Via CBC News British Columbia: Vaccination rates too low for 'herd immunity' in most Vancouver-area schools, study finds. Excerpt:
Vaccination rates among kindergarteners in Vancouver-area schools are too low, in many cases, for the schools to benefit from "herd immunity," according to a new study by University of B.C. researchers.
Herd immunity occurs when enough people in a community are vaccinated that it's difficult for a disease to spread, offering protection to those unable to be vaccinated due to health conditions or age.
The study, published in Vaccine Reports, looked at how many kids were up-to-date with recommended vaccinations for measles, mumps, rubella, pertussis and other diseases in the 2013-14 school year in urban areas of the Vancouver Coastal Health Authority.
Rates varied widely by school and type of vaccine — from as low as 15 per cent up to 100 per cent compliance with recommended vaccinations.

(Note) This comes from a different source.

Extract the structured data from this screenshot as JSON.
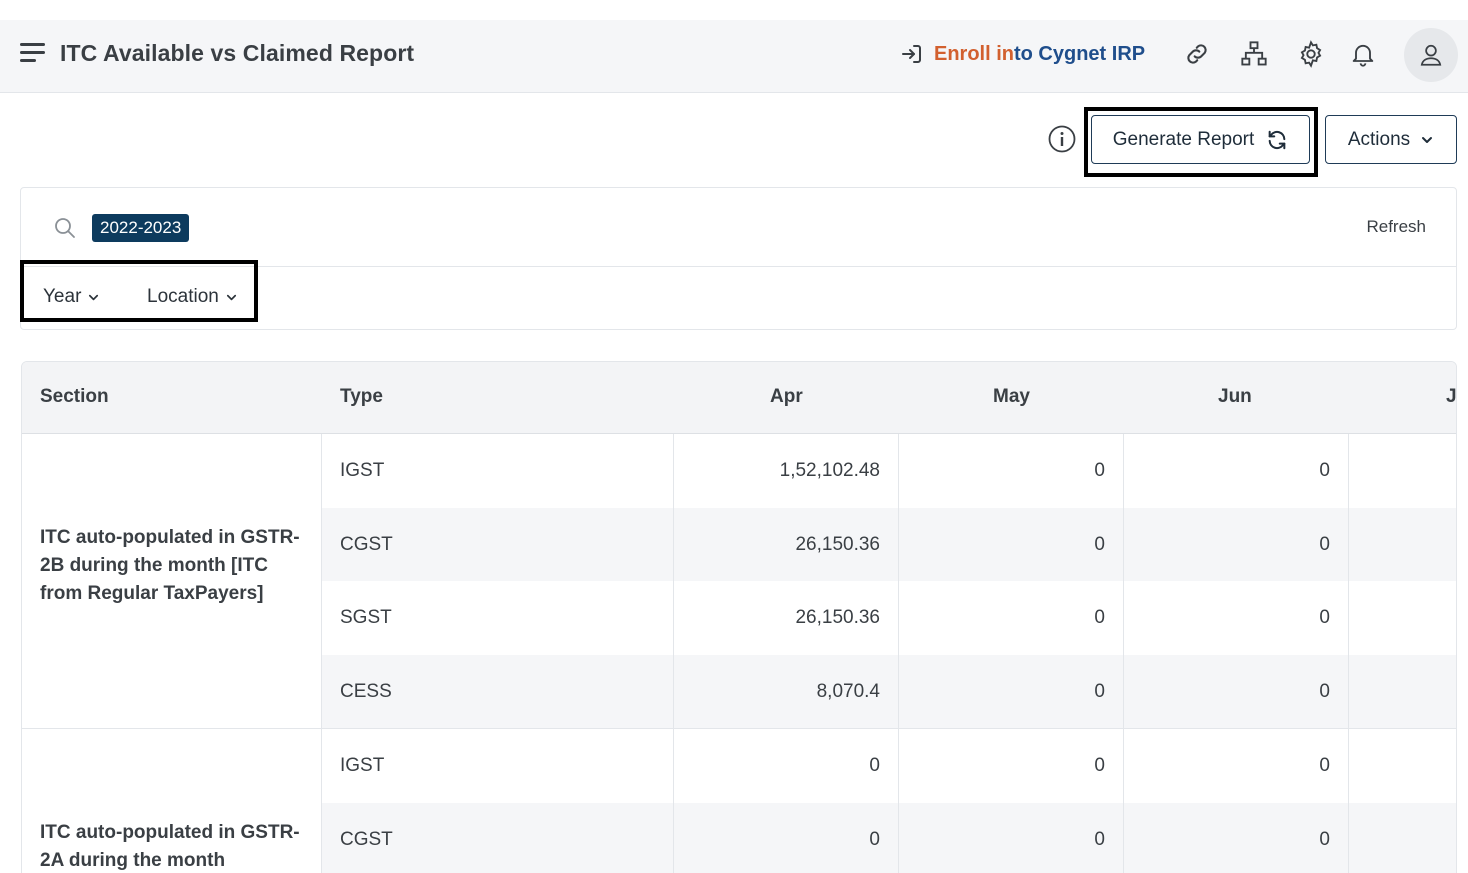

The study found most schools don't have immunization rates of 90 per cent, which is generally needed for "herd immunity," said author Julie Bettinger, a researcher at UBC and the Vaccine Evaluation Centre of B.C. Children's Hospital.

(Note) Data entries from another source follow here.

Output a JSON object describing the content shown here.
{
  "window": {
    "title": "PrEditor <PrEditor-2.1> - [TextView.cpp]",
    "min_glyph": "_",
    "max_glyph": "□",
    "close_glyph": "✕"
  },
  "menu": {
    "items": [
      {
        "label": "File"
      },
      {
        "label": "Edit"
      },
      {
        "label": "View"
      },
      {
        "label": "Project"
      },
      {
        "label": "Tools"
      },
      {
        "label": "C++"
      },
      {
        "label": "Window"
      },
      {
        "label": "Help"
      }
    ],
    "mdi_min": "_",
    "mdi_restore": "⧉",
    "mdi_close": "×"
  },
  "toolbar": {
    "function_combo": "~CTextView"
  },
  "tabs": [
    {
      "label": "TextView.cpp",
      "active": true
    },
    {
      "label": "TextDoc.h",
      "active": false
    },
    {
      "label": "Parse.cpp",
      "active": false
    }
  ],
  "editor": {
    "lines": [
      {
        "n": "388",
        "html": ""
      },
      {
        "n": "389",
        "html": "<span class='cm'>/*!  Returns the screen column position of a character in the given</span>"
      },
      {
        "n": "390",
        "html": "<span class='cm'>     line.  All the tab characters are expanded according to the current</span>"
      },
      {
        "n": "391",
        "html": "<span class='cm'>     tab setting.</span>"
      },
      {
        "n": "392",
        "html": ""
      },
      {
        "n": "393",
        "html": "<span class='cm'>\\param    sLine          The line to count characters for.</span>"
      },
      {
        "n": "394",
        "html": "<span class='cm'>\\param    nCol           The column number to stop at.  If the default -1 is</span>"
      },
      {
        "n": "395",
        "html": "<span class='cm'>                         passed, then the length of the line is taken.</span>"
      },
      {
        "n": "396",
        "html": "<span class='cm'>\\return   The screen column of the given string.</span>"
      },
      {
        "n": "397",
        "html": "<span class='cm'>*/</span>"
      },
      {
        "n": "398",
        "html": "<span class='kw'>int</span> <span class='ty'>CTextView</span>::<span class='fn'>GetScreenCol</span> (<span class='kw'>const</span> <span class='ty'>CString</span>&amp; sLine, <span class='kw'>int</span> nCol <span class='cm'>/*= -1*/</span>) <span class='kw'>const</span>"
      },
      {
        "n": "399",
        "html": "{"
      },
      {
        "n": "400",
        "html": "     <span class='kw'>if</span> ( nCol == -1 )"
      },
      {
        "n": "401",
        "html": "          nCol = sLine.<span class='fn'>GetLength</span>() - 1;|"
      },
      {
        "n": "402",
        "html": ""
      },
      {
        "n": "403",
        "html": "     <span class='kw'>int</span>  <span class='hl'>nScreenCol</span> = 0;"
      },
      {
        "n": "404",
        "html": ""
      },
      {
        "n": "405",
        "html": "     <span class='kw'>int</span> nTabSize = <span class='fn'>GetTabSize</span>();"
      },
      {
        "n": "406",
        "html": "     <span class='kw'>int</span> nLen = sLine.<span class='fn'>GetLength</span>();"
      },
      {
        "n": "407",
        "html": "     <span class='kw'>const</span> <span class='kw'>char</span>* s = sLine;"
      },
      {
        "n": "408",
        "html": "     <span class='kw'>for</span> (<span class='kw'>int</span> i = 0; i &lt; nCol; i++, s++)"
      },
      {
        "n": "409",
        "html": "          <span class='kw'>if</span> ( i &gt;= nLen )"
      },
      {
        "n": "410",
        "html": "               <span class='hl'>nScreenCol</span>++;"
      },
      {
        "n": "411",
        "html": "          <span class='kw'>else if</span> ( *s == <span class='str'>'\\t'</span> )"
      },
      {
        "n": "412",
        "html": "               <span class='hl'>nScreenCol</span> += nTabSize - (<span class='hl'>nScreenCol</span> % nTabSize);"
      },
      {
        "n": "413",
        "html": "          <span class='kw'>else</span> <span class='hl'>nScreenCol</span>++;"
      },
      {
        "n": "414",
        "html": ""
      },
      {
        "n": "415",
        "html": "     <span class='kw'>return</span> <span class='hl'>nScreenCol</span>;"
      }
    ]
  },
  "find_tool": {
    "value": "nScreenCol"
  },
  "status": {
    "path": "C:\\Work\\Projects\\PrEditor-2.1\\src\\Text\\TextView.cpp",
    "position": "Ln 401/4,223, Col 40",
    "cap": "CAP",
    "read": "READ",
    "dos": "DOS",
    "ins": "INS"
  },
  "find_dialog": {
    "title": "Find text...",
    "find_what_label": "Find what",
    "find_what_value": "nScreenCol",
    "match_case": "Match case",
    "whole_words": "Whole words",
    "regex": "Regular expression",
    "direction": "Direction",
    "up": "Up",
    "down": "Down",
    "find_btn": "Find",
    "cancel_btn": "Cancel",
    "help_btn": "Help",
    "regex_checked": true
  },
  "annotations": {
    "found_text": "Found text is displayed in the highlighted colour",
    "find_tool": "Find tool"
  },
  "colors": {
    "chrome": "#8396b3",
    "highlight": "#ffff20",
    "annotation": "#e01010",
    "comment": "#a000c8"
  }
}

"For parents … I would hope that it maybe shakes their complacency a little bit," she said.
"If I'm at a school where the coverage is coming in at 60 per cent, if someone brings measles into my school, my kid may not be protected if he's not gotten the vaccine."
Private schools lower, Richmond higher
The study was exploratory, prompted in part by vaccination discussions in the U.S. following a major measles outbreak linked to Disneyland last year.
Bettinger and her co-author looked for variations in vaccination rates by location and type of school — and found pockets of low vaccination, including the North Shore.
Private, non-religious schools had vaccination rates about 10 per cent lower than public schools, they found. (Religious private schools were not statistically different from public schools.)
One Waldorf school had such a low rate of vaccination, it had to be excluded from the analysis.
By location, Richmond schools had the highest vaccination rates of any local health area in the study, with more than 90 per cent of kids fully vaccinated.
Other areas were compared to the bar set by Richmond:
• West Vancouver and Bowen Island — 30 per cent below Richmond rates.
• North Vancouver — 20 per cent below Richmond.
• Vancouver Downtown Eastside — 12 per cent below Richmond.
• Vancouver Westside — 10 per cent below Richmond.
(The study did not provide absolute vaccination rates for schools in these areas, only their performance relative to Richmond.)
Vancouver Coastal Health says one reason Richmond's rates are so high is the strong working relationship there between family doctors and public health officials.
"They not only immunize young children but they also report their records to public health," said the health authority's Dr. Meena Dawar